Britten composed the “Sinfonia da Requiem” in 1940 on commission from a “great power.” Japan, it turned out, was commissioning works to celebrate the 2,600th anniversary of its empire, and it rejected Britten’s somber, antiwar composition. The piece’s three sections proceed without a break. The “Lacrymosa,” in 6/8 time, dances mournfully; the “Dies irae” gallops, as if the Day of Wrath were getting closer by the second; the “Requiem aeternam” has a middle section from the strings that rises hopefully, but there’s no affirmation at the end, only the flutes’ plea for eternal rest. Adès’s performance was a little more expansive than the one he led at the BBC Proms in 2013. The timpani was thunderous, the winds had character, the saxophone was seductive, and in the “Requiem aeternam” he evoked an unearthly calm. The closing bars did their own dance with Death, a slow waltz.
Sibelius’s “Tapiola” was also a commission, from Walter Damrosch for the New York Symphony Society in 1926. Tapio is a forest spirit who appears throughout the Finnish epic poem the “Kalevala”; the work’s title means “Tapio’s Realm.” This too was quite loud, and the opening motif, which seems suspended in mist, was very forthright. Harsh sunshine flooded what followed, and at times the flow seemed disjointed. Still, Adès conveyed the tension and release of the piece, the sense of being watched. And the gale that starts off the coda, after Tapio’s second crashing cameo, was a whirlwind. “Tapiola” ends in halcyon benediction; Adès made that seem like the calm before the next storm.
BOSTON SYMPHONY ORCHESTRA

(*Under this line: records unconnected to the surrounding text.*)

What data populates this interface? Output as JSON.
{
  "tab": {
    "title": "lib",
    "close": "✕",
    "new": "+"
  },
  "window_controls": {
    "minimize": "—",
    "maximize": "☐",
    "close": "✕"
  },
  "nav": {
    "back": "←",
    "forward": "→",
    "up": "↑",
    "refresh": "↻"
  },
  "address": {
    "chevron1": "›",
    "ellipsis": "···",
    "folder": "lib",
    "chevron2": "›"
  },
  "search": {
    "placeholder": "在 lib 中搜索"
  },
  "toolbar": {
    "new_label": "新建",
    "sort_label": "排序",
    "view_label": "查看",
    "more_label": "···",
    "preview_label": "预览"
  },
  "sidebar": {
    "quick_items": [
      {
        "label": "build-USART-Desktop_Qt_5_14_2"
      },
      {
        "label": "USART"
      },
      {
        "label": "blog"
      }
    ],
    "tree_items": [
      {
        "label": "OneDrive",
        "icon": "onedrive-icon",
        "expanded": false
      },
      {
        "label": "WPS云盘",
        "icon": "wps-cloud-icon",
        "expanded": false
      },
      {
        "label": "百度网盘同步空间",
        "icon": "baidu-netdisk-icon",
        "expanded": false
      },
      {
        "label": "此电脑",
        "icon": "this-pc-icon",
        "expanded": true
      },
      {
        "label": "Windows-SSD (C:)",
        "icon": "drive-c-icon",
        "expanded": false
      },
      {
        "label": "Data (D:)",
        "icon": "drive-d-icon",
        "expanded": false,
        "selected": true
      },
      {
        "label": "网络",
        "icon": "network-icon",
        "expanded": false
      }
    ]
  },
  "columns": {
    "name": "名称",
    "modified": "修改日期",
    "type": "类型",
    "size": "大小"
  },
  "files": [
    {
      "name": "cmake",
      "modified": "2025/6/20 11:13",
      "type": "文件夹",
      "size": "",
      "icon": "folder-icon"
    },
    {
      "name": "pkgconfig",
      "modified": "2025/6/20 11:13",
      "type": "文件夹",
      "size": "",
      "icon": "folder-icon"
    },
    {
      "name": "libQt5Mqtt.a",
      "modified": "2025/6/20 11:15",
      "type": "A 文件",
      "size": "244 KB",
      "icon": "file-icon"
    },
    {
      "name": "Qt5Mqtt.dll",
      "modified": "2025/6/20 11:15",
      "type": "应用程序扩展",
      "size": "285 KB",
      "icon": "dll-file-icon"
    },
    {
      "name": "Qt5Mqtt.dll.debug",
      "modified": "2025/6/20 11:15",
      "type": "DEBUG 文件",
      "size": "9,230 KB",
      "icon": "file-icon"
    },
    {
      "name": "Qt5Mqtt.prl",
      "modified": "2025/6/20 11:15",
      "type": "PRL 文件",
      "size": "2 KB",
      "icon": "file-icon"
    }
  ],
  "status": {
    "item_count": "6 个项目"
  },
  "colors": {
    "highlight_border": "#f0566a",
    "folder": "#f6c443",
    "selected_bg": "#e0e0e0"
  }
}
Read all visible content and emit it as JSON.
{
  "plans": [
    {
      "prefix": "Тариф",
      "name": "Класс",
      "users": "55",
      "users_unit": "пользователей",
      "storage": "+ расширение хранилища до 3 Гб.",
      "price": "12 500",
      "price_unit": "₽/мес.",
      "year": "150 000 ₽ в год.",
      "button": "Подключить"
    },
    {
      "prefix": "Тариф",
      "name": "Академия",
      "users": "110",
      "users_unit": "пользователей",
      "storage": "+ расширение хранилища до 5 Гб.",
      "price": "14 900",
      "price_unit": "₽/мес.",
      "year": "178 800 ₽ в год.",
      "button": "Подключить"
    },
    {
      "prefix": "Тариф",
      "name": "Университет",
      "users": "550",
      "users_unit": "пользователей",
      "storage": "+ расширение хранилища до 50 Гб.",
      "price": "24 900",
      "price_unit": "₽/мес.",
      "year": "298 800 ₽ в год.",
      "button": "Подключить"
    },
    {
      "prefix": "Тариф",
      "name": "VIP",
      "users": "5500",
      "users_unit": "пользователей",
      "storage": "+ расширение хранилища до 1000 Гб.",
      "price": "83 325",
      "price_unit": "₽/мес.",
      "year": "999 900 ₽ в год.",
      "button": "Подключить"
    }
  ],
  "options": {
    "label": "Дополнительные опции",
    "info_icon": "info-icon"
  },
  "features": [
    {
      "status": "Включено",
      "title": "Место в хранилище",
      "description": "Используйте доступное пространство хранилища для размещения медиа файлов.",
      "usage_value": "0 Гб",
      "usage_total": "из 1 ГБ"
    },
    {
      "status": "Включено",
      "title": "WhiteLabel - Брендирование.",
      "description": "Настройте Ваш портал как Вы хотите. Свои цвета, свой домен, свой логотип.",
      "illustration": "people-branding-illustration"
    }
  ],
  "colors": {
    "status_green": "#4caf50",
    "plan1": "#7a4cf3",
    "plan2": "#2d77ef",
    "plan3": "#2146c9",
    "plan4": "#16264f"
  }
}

At Symphony Hall, Thursday Nov. 3 (repeats Nov. 4-5). 888-266-1200, www.bso.org
Jeffrey Gantz can be reached at email@example.com.